Digital and visual communications are crucial methods for disseminating information during the COVID-19 pandemic. From slice-of-life diary pieces to public health guidance on prevention and symptoms, visual storytellers are using online platforms to share their experiences and disseminate information. While digital platforms have the capacity to facilitate misinformation, they have also been utilised to ensure the spread of important, and potentially life-saving messages. To learn more about how AHRC-funded projects are researching media communications and health messaging during the pandemic, Shannon McDavitt, a Research Assistant on our BU-Based Comics in the time of COVID-19 project, took part in a Pandemic and Beyond Knowledge Exchange Workshop on 7 June 2021.
As a response to the pandemic, the AHRC launched a scheme to fund projects dedicated to understanding the impact of COVID-19. The Public Health, Communication and Healthcare Knowledge Exchange Workshop run by the Pandemic and Beyond Project allowed researchers working on similar research questions to come together to share their projects and exchange ideas and network with like-minded people. This workshop also gave the project teams a greater understanding of the role they are playing in the wider response to COVID-19, and of the issues being tackled. A key area of focus among these projects was health communication and public health messaging, and within those projects, there was a mutual understanding of the necessity of not only verbal or linguistic messaging, but of visual communication during the pandemic.
The dissemination of COVID-19 guidance is a key element to managing the pandemic. Due to social distancing and lockdown regulations, the pandemic has made social media and digital communication essential for public health communications. Social media has been a major outlet for this. As scrolling and sharing are daily routines for a large part of the population, these platforms become an indispensable method of giving and receiving information. Although social media has been criticised as a platform for misinformation and fake news, when used to convey evidenced-based information, the government and public health authorities can benefit from a large platform that is accessible to many. This is why designers and graphic storytellers are working to enhance how visual data and social media can be used more effectively together.

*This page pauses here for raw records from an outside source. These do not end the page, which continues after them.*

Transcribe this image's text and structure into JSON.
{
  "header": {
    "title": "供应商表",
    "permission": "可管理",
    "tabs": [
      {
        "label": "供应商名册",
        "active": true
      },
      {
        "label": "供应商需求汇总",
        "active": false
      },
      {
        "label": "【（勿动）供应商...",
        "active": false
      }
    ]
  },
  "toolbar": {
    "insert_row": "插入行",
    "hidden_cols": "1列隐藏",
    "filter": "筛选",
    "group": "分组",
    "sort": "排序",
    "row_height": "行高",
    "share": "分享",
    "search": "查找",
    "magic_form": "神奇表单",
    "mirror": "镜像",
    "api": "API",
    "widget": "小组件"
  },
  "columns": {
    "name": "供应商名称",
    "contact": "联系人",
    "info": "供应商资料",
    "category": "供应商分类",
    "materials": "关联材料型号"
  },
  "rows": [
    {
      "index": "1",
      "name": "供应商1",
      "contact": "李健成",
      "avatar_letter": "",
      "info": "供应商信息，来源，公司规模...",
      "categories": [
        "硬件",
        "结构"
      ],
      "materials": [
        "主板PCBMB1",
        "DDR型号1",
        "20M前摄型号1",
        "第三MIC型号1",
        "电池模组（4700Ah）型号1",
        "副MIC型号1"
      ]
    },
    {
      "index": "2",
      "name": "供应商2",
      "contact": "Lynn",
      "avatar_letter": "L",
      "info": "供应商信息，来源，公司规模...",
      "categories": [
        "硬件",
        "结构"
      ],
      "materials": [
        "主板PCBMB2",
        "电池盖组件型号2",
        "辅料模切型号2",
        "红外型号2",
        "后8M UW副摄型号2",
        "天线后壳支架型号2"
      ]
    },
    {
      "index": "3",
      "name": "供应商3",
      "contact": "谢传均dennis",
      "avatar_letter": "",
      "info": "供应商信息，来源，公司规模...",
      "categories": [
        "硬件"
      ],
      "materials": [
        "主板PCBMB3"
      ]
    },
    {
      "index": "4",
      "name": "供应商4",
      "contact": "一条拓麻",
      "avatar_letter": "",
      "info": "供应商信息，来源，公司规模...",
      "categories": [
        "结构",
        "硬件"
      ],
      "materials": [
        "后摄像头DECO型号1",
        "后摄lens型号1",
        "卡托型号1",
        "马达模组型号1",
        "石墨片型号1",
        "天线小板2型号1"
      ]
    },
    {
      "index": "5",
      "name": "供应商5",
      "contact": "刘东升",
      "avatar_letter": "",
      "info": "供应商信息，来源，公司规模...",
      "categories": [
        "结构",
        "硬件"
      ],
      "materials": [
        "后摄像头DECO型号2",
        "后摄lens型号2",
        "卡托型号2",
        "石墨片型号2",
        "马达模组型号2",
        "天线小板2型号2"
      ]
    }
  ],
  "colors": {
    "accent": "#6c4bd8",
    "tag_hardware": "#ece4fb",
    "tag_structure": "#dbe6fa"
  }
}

The power of images in communications is stronger than ever. According to market research, online visual content is 40 times more likely to get shared and articles that include images every 75-100 words receive double the shares than those without (PWC 2017). During the pandemic, visual information has become more important for a wide range of reasons, including ensuring those who have difficulty reading, and interpreting a high amount of information have a means to understand what is being communicated. For example, the AHRC-funded project ‘Information Design for Diagnostics: Ensuring Confidence and Accuracy for Home Sampling and Home Testing’ led by Professor Sue Walker, investigates how user-friendly instructions, print and video are key to accurate use of tests, demonstrating how good visual communication is essential in managing the pandemic effectively.
Green and Myers (2010) argue that combining pictures and text enhances understanding and can help increase recall of health information. This is a major aspect of ensuring guidance is met in, for example, washing hands or how to correctly wear a mask and test from home. This is why our AHRC-funded project ‘Comics in the time of COVID-19: Tracking data on web-based comics and evaluating their potential for communicating public health messages’ led by Dr Anna Feigenbaum develops the idea that comics can be an effective method of sharing public health messaging. As suggested, information that includes images are more likely to receive shares which is an important aspect of digital communication in the time of COVID-19. Visually, comics and imagery are easy to engage with compared to long pieces of text. This helps make them effective for a wide range of the population. As the written aspects are minimal and simplistic, they are accessible to a broad range of audiences, including the young and old. Since public health messages can be complex, these kinds of visuals can be especially useful where English is not a person’s first language, or for those who have a difficulty reading written information. In addition, research suggests that we are better at learning and remembering content that we’ve seen in pictures than just in text, a phenomenon known as Picture Superiority Effect (Nelson et al 1976) This makes comics a perfect candidate for the dissemination of important public health information to maintain and manage the pandemic.
Comics and visuals can communicate both risk factors and social issues surrounding an illness. Readers can relate to events and experiences, creating empathy (McAllister 1992). Although visual storytelling and public health messaging through social media may not be the only method needed to effectively spread information and manage the pandemic, these on-going projects funded by the AHRC show the power that visual storytelling online can have. By including visual elements such as video, photographs and sketches in future public health guidance, governments, health professionals and organisations can reach wider audiences, help increase comprehension, create more accessibility and better encourage behavioural change
References and original publication
PWC, 2017. [online]. Available from: https://www.pwc.com.au/the-difference/the-power-of-visual-communication-apr17.pdf [Accessed 10 Jun 2021].
Nelson, D.L., Reed, U.S., & Walling, J.R. (1976). Pictorial superiority effect. Journal of Experimental Psychology: Human Learning & Memory, 2, 523-528
Hanna, R., Rohm, A. and Crittenden, V. L., 2011. We're All Connected: The Power of the Social Media Ecosystem. Business Horizons [online], 54 (3), 265-273
Green, M., & Myers, K. (2010). Graphic medicine: use of comics in medical education and patient care. BMJ : British Medical Journal, 340.